What are the pros and cons of retiring in Wyoming?
Here are some of the reasons why Americans choose to retire in Wyoming:
Natural beauty: Wyoming is known for its breathtaking natural beauty, including Yellowstone National Park, Grand Teton National Park, and the Rocky Mountains. Retirees can enjoy living in a serene and picturesque environment that offers plenty of opportunities for outdoor activities such as hiking, camping, fishing, and skiing.
Low cost of living: Wyoming's cost of living is generally lower than the national average, which can be a major benefit for retirees on a fixed income. Housing and healthcare costs are also relatively affordable compared to other states.
Sense of community: Wyoming has a strong sense of community, with friendly and welcoming people who take care of each other. Retirees can enjoy a peaceful and supportive environment where they can make new friends and get involved in local activities and events.
Here are some of the disadvantages of retiring in Wyoming:
Harsh weather conditions: Wyoming's climate can be harsh and unpredictable, with cold winters and hot summers. This may be a concern for retirees who are not used to extreme weather conditions.
Limited healthcare options: Wyoming's rural nature means that healthcare options may be limited in some areas, which could be a concern for retirees with chronic health conditions.
Distance from major cities: Wyoming's small population and remote location mean that it can be far from major cities and cultural attractions. This may be a concern for retirees who are used to living in more urban areas.
What age can you retire in Wyoming?
Like many states, Wyoming has no specific retirement age that is mandated by law. This means that individuals are free to retire whenever they choose, as long as they are able to financially support themselves. However, there are some age-related benefits and considerations for retirees in Wyoming:
Social Security benefits: The earliest age at which you can begin receiving Social Security benefits is 62, but if you delay taking benefits, your monthly payments will increase. Full retirement age (FRA) is between 66 and 67, depending on your birth year. Delaying benefits until after FRA can result in even higher monthly payments.
Medicare eligibility: Medicare eligibility begins at age 65, regardless of retirement status. However, if you choose to retire before age 65, you will need to find alternative healthcare coverage until you become eligible for Medicare.
Age discrimination: It is illegal for employers to discriminate against employees or job applicants based on age.
Retirement savings: Regardless of retirement age, it is important for individuals to start saving for retirement as early as possible. Many financial experts recommend saving at least 15% of your income for retirement. You could check out the average retirement savings in the US.
The bottom line
In conclusion, Wyoming offers a range of retirement lifestyle options, with a vibrant arts scene, outdoor activities and strong sense of community but retirees should also be prepared for Wyoming’s remote location.

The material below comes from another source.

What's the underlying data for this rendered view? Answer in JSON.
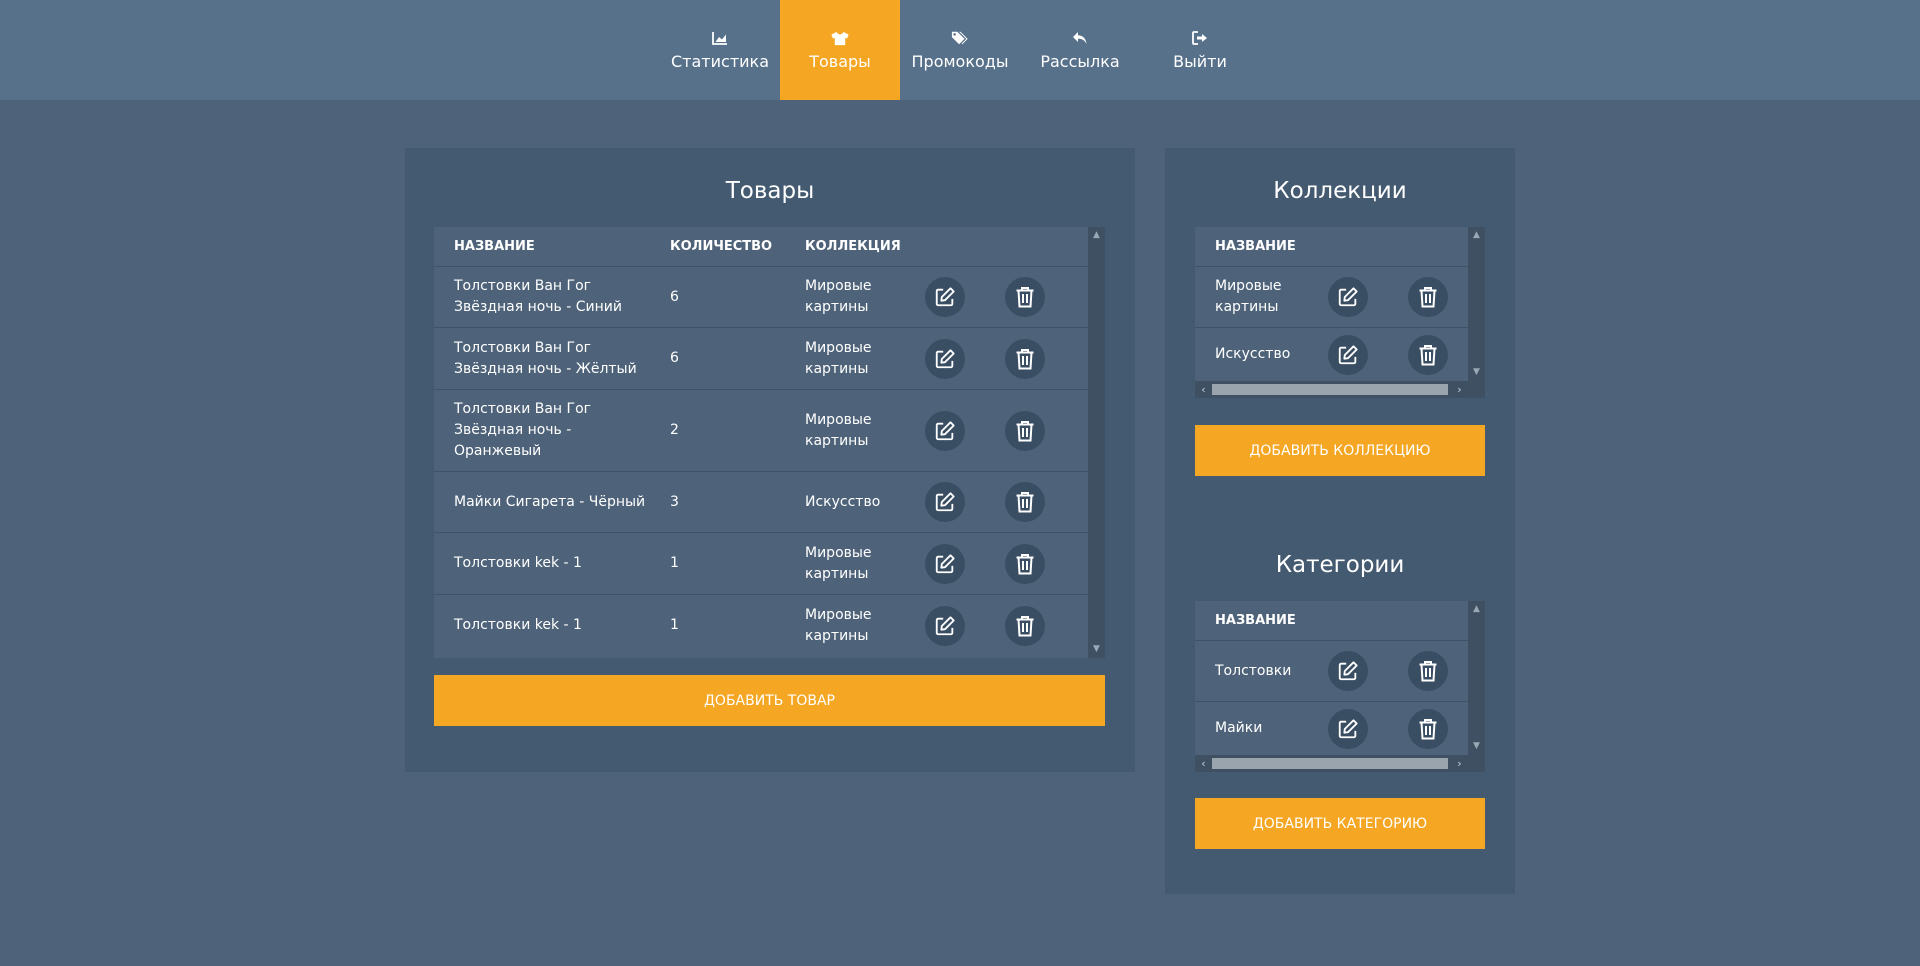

It's important to seek expert financial advice to weigh up all of the costs associated with retiring in Wyoming, including property taxes, insurance, and living expenses, in order to make an informed decision about whether the state is the right choice for your retirement.

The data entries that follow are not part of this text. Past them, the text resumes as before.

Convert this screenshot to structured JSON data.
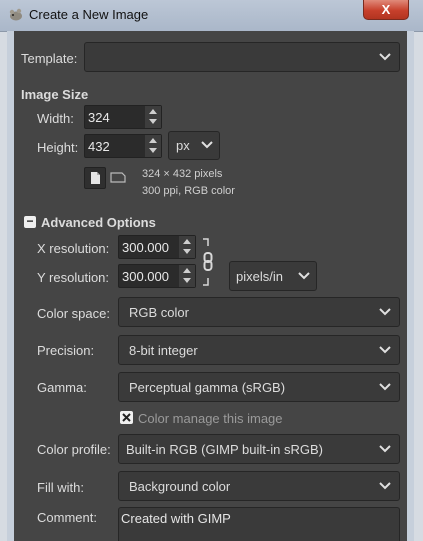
{
  "window": {
    "title": "Create a New Image",
    "close_symbol": "X"
  },
  "template": {
    "label": "Template:",
    "value": ""
  },
  "image_size": {
    "heading": "Image Size",
    "width_label": "Width:",
    "width_value": "324",
    "height_label": "Height:",
    "height_value": "432",
    "unit": "px",
    "info_line1": "324 × 432 pixels",
    "info_line2": "300 ppi, RGB color"
  },
  "advanced": {
    "toggle_symbol": "−",
    "heading": "Advanced Options",
    "x_res_label": "X resolution:",
    "x_res_value": "300.000",
    "y_res_label": "Y resolution:",
    "y_res_value": "300.000",
    "res_unit": "pixels/in",
    "color_space_label": "Color space:",
    "color_space_value": "RGB color",
    "precision_label": "Precision:",
    "precision_value": "8-bit integer",
    "gamma_label": "Gamma:",
    "gamma_value": "Perceptual gamma (sRGB)",
    "color_manage_label": "Color manage this image",
    "color_manage_checked": true,
    "color_profile_label": "Color profile:",
    "color_profile_value": "Built-in RGB (GIMP built-in sRGB)",
    "fill_label": "Fill with:",
    "fill_value": "Background color",
    "comment_label": "Comment:",
    "comment_value": "Created with GIMP"
  },
  "icons": {
    "app": "gimp-wilber-icon",
    "portrait": "portrait-orientation-icon",
    "landscape": "landscape-orientation-icon",
    "chain": "chain-link-icon",
    "chevron": "chevron-down-icon",
    "checkbox": "checkbox-icon"
  },
  "colors": {
    "dialog_bg": "#454545",
    "field_bg": "#3a3a3a",
    "frame": "#c6cfdb"
  }
}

Kate has written for leading publications and blue chip companies over the last 20 years.